Records from a data collection
----------------------------------------

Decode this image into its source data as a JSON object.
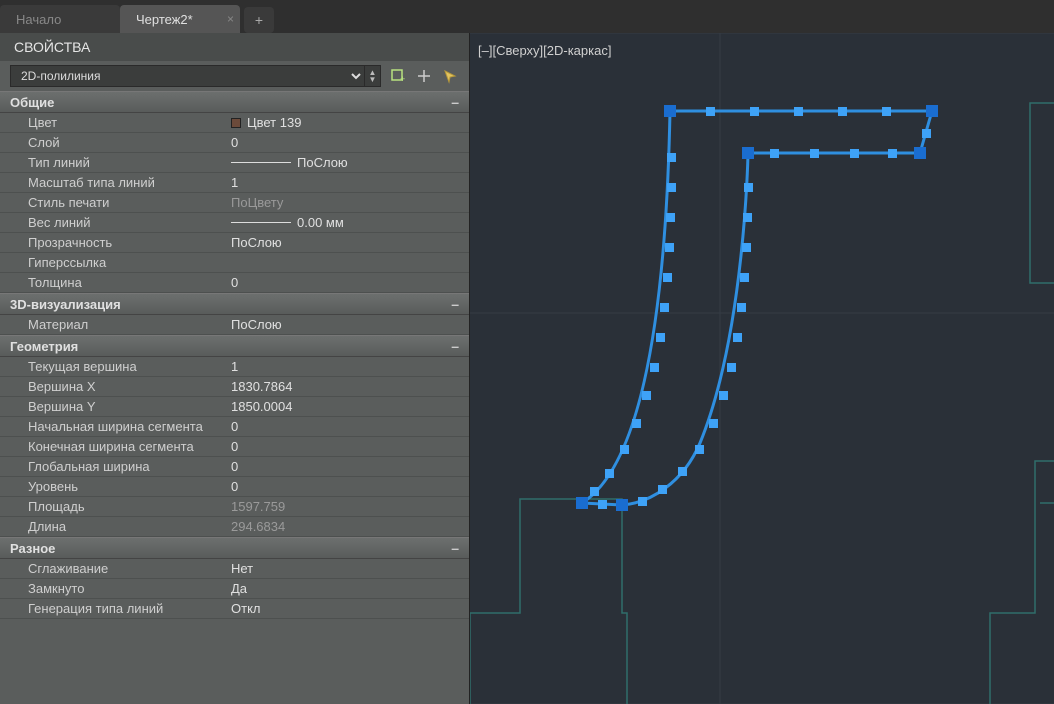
{
  "tabs": {
    "items": [
      {
        "label": "Начало",
        "active": false
      },
      {
        "label": "Чертеж2*",
        "active": true
      }
    ]
  },
  "panel": {
    "title": "СВОЙСТВА",
    "selector_value": "2D-полилиния"
  },
  "sections": {
    "general": {
      "title": "Общие",
      "rows": {
        "color": {
          "label": "Цвет",
          "value": "Цвет 139",
          "swatch": "#6b4a3a"
        },
        "layer": {
          "label": "Слой",
          "value": "0"
        },
        "linetype": {
          "label": "Тип линий",
          "value": "ПоСлою"
        },
        "ltscale": {
          "label": "Масштаб типа линий",
          "value": "1"
        },
        "plotstyle": {
          "label": "Стиль печати",
          "value": "ПоЦвету"
        },
        "lineweight": {
          "label": "Вес линий",
          "value": "0.00 мм"
        },
        "transparency": {
          "label": "Прозрачность",
          "value": "ПоСлою"
        },
        "hyperlink": {
          "label": "Гиперссылка",
          "value": ""
        },
        "thickness": {
          "label": "Толщина",
          "value": "0"
        }
      }
    },
    "visual3d": {
      "title": "3D-визуализация",
      "rows": {
        "material": {
          "label": "Материал",
          "value": "ПоСлою"
        }
      }
    },
    "geometry": {
      "title": "Геометрия",
      "rows": {
        "curvert": {
          "label": "Текущая вершина",
          "value": "1"
        },
        "vx": {
          "label": "Вершина X",
          "value": "1830.7864"
        },
        "vy": {
          "label": "Вершина Y",
          "value": "1850.0004"
        },
        "sw": {
          "label": "Начальная ширина сегмента",
          "value": "0"
        },
        "ew": {
          "label": "Конечная ширина сегмента",
          "value": "0"
        },
        "gw": {
          "label": "Глобальная ширина",
          "value": "0"
        },
        "elev": {
          "label": "Уровень",
          "value": "0"
        },
        "area": {
          "label": "Площадь",
          "value": "1597.759"
        },
        "length": {
          "label": "Длина",
          "value": "294.6834"
        }
      }
    },
    "misc": {
      "title": "Разное",
      "rows": {
        "smooth": {
          "label": "Сглаживание",
          "value": "Нет"
        },
        "closed": {
          "label": "Замкнуто",
          "value": "Да"
        },
        "ltgen": {
          "label": "Генерация типа линий",
          "value": "Откл"
        }
      }
    }
  },
  "viewport": {
    "label": "[–][Сверху][2D-каркас]"
  }
}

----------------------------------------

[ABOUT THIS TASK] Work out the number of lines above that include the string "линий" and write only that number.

[TASK RESPONSE] 4